Though Smal was reluctant to give away the secrets of Irelandâ00s more streetwise approach in the scrum, he admitted to making just a few adjustments to this set-piece at yesterdayâ00s press conference in Juryâ00s Hotel, Cork.
â00Iâ00m satisfied with the progress but Iâ00m not happy yet - there are some goals weâ00re still looking at, areas where we have to improve if weâ00re to become a champion team," said Smal. â00Iâ00m just putting more emphasis on certain things. Theyâ00re used to scrummaging in a certain way. You try to change things slowly but surely. You don't have much time with a national team - you can only change things a little bit at a time, maybe look at changing certain systems.
As Springboksâ00 forwards coach (2004 to 2007), Smal played a major part in bringing South Africa to World Cup glory in France 14 months ago. He was brought onto Declan Kidneyâ00s coaching ticket last summer and admits to seeing many similarities between both country's approach to rugby.
Working with an Irish pack that currently contains six Munster players, he has already expressed his admiration for Paul Oâ00Connell, describing the Heineken Cup winning captain as a â00machineâ0.
â00Irish rugby is very like South Africa in that respect, a huge emphasis on forward play, thatâ00s been my experience anyway,â0 said Smal. â00What we would like to see is the guys expanding their game a little bit. Weâ00re looking at a couple of things to do that.

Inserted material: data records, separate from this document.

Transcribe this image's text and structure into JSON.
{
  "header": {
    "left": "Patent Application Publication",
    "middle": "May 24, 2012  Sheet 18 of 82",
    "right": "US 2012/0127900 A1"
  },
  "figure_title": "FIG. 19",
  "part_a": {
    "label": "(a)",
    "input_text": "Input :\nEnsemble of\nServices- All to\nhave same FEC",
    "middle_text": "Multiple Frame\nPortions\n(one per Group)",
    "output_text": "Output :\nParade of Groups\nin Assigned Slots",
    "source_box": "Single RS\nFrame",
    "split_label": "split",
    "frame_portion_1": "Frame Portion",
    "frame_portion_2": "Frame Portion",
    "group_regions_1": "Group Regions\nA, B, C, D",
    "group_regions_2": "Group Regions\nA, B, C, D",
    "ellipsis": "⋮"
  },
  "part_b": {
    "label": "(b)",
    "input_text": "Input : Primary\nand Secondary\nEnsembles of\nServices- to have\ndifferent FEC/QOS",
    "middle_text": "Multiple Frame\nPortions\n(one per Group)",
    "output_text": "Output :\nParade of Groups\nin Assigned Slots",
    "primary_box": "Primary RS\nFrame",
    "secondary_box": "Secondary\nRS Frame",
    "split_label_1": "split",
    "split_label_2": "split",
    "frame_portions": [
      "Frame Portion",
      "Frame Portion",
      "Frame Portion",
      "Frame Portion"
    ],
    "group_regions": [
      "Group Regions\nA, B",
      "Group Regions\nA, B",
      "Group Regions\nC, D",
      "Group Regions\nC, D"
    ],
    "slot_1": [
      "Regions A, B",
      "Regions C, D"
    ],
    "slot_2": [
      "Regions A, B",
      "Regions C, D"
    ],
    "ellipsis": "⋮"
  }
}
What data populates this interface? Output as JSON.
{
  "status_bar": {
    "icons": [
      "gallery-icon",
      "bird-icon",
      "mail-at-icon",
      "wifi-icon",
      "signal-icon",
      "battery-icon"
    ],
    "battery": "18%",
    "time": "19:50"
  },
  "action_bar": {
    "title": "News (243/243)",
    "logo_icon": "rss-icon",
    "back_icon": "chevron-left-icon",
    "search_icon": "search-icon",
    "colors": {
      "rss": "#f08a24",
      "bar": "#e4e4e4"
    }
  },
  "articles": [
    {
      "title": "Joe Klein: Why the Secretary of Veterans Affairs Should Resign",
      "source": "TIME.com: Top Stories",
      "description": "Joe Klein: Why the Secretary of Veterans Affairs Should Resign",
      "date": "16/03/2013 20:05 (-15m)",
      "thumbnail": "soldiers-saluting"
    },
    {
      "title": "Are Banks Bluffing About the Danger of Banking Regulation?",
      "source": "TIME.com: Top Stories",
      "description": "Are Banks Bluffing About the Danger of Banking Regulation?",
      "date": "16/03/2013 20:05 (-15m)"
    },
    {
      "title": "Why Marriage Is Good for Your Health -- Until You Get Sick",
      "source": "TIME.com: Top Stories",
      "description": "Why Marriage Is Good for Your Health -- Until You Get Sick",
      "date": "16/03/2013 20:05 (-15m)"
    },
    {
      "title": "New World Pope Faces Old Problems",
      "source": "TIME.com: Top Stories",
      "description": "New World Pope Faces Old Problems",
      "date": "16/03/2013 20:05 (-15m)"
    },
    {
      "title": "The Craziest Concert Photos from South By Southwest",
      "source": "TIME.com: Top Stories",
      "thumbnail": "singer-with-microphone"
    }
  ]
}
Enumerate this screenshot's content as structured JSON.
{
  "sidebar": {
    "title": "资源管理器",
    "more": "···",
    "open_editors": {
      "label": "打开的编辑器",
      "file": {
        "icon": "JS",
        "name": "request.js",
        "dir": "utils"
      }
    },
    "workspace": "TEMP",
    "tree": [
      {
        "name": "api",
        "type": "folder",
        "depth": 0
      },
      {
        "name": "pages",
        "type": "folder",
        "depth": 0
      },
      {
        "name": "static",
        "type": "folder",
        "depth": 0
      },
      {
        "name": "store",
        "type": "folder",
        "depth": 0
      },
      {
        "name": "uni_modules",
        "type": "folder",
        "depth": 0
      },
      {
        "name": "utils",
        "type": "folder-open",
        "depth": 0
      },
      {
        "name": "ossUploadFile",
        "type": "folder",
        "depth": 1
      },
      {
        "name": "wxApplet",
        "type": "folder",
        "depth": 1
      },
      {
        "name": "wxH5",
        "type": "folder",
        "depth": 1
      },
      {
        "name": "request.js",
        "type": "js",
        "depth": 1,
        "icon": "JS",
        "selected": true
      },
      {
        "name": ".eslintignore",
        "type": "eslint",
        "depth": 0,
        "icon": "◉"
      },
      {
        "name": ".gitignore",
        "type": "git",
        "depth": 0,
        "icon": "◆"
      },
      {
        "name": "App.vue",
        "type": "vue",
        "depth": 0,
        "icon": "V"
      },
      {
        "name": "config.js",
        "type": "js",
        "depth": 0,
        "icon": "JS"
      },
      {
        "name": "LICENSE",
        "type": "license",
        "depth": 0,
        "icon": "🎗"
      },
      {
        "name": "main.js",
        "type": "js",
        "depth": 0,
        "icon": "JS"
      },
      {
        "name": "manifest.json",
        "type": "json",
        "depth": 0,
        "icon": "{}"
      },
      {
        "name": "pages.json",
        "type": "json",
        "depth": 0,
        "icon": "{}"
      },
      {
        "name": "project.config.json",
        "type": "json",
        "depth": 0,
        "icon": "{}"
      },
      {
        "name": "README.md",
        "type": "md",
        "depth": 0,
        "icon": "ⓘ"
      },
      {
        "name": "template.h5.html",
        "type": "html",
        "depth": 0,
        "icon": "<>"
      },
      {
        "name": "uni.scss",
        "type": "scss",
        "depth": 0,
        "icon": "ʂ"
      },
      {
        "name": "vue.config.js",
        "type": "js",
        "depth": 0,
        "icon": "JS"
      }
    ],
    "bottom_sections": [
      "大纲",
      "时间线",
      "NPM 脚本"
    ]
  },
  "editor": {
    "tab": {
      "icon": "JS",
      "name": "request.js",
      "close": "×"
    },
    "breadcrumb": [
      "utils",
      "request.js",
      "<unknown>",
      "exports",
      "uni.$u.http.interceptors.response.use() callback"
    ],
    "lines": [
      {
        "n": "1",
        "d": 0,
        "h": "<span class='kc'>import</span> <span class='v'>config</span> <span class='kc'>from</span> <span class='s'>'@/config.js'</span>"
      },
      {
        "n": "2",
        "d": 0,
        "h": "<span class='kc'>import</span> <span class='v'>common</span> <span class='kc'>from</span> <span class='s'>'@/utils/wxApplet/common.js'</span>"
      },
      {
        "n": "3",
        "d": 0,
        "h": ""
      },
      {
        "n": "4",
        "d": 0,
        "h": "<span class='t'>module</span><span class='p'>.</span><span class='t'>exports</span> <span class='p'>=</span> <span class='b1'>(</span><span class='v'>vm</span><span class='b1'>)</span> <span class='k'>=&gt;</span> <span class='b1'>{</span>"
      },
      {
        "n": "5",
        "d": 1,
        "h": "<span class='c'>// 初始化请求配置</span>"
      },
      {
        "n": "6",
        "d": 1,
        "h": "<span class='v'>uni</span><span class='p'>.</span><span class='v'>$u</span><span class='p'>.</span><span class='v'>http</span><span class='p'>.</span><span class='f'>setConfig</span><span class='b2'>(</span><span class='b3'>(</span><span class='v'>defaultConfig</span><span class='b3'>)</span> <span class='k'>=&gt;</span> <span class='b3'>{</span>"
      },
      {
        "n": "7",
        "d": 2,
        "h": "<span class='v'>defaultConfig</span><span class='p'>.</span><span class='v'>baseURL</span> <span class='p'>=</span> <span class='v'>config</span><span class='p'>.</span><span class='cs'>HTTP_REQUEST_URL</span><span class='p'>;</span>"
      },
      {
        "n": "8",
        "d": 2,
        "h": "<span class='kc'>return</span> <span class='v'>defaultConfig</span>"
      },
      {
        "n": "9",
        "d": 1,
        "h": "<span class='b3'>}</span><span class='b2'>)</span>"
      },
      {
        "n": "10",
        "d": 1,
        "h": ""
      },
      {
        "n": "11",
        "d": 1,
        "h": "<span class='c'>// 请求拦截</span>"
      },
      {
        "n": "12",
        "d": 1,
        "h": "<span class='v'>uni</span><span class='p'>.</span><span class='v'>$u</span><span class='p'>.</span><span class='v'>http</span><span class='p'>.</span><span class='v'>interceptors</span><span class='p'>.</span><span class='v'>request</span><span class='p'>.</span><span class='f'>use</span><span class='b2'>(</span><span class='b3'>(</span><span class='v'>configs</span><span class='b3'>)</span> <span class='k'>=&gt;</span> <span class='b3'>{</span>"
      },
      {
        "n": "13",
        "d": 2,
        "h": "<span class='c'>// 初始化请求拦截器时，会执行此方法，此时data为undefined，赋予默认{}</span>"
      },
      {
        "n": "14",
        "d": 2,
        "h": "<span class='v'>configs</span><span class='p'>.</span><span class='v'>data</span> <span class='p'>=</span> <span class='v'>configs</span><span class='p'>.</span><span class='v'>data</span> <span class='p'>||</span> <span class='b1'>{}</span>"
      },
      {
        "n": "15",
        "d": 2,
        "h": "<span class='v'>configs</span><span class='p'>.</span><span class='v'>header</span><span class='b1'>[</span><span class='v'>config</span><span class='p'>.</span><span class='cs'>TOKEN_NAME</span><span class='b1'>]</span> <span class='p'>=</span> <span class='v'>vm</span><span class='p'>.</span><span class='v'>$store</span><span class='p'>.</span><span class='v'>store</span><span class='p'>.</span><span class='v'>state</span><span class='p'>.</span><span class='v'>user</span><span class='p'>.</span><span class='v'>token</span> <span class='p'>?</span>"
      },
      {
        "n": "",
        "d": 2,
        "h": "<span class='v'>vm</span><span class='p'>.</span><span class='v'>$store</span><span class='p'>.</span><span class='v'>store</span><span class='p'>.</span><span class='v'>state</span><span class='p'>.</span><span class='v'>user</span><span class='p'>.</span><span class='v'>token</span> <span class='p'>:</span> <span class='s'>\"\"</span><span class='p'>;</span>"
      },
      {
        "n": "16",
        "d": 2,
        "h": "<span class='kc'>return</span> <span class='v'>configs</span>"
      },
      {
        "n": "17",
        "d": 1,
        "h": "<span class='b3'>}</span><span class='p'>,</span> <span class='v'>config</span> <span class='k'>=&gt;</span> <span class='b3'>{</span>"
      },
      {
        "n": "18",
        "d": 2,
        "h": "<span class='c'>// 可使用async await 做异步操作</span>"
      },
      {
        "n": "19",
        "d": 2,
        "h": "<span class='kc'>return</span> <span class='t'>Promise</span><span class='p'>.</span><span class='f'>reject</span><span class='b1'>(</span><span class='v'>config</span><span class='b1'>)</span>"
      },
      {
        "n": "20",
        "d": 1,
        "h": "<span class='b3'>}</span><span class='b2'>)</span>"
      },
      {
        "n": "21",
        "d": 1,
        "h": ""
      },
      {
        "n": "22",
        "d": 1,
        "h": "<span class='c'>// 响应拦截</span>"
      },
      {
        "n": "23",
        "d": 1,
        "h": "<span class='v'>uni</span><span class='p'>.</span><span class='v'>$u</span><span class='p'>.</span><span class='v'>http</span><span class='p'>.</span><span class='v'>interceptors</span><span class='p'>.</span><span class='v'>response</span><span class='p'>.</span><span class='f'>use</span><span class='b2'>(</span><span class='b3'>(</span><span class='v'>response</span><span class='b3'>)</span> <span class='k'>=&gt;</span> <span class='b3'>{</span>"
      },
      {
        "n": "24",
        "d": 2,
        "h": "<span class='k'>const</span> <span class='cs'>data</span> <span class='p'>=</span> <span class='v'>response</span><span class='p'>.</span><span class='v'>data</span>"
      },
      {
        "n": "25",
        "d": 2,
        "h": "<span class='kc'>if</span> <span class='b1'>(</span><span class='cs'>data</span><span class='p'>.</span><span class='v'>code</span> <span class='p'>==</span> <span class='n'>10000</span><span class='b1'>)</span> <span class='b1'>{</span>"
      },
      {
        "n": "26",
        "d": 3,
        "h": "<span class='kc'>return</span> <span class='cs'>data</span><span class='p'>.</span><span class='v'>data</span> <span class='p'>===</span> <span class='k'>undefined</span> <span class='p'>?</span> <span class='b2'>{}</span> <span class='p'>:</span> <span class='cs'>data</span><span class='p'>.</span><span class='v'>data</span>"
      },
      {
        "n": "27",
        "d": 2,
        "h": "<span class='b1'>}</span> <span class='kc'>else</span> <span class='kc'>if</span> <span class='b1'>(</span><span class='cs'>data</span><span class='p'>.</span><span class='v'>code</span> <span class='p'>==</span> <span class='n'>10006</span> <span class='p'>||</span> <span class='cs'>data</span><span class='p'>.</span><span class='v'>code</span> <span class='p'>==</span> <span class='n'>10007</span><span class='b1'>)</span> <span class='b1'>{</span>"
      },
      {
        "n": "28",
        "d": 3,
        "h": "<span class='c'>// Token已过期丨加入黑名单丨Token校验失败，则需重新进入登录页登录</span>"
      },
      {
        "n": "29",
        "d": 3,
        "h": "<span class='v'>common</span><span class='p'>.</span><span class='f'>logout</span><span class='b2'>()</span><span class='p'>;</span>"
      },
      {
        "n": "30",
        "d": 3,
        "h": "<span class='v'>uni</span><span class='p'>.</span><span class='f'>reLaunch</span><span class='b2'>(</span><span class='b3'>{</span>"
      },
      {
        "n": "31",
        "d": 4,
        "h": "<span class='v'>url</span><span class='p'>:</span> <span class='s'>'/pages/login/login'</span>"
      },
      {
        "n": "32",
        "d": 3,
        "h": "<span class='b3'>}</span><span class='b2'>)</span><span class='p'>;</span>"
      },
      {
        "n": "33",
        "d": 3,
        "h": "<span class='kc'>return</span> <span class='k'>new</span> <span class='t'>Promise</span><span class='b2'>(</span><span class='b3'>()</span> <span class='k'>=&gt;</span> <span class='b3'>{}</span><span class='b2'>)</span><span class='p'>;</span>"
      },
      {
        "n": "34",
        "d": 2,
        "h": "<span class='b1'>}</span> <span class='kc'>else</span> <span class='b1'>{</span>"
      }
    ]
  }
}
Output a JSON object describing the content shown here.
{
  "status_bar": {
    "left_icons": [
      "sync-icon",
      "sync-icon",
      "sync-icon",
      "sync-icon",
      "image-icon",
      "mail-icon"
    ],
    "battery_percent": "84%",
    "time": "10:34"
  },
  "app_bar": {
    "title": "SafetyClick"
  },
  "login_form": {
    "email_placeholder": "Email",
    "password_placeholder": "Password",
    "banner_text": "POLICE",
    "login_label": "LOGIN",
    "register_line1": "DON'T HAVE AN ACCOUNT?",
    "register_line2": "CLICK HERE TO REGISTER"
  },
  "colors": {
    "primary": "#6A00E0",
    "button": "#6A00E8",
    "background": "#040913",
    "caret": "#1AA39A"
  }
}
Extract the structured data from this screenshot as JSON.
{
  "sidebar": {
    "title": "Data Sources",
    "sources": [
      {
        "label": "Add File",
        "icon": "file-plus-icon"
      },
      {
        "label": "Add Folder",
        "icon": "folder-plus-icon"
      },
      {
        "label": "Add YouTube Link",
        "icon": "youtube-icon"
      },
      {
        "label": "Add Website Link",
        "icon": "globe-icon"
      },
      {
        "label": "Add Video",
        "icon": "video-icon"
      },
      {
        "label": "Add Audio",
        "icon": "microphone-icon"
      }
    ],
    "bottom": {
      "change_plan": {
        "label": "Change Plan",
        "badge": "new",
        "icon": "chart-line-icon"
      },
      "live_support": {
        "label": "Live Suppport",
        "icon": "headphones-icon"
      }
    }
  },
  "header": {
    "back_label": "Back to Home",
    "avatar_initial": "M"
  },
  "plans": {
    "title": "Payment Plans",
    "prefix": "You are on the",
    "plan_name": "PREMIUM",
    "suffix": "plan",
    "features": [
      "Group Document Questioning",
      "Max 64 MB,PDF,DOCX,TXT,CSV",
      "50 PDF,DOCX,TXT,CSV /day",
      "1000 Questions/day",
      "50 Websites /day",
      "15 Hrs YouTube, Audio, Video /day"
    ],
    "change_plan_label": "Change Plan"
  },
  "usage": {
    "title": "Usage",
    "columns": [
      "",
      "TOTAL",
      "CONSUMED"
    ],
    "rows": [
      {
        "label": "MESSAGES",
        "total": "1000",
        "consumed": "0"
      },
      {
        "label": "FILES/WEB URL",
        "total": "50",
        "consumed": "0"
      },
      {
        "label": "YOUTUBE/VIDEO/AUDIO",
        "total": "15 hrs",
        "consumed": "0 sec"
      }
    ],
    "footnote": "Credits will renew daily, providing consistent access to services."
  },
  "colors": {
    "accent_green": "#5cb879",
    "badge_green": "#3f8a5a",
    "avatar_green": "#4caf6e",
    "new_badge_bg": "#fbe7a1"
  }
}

Every game we play is a new experience for us all, especially for the coaching staff. Itâ00s good to see how the players react in different situations, and we all learn from that.
Meanwhile, manager Paul McNaughton yesterday defended Ronan Oâ00Gara after the Munster man shipped some heavy criticism following Irelandâ00s 14-13 win over England last weekend.
The Ireland manager put Oâ00Garaâ00s off-colour kicking display down to a bad day at the office. Oâ00Gara missed four shots from six on goal but kept a cool head when nailing a vital penalty nine minutes from time. Even though England fashioned a late, converted try, O'Gara's pressure kick proved invaluable in Ireland's gritty one point win over their arch-rivals.
McNaughton described how Oâ00Gara stood up before his team-mates in the dressingroom after a fiercely physical contest, apologising for his off-colour kicking display at GAA headquarters. However, McNaughton stood by Irelandâ00s record points scorer, declaring itâ00s business as usual with Oâ00Gara as Ireland begin preparations to their next Six Nations clash with Scotland on Saturday week.
â00Was it just one of those games? Absolutely,â0 said McNaughton. â00Ronanâ00s still fit and strong. He had a bad day and he was first to stand up in the dressing-room afterwards to apologise to the guys. Itâ00s business as usual with Ronan. I donâ00t think anybody in the management or the players have any doubt that, when we really need Ronan, heâ00ll be there.â0
Ireland head coach Declan Kidney had hoped to take his squad for a training session at his alma Mater, PBC yesterday (Wednesday), but wintry conditions forced them indoors for a session at UCCâ00s Mardyke Arena.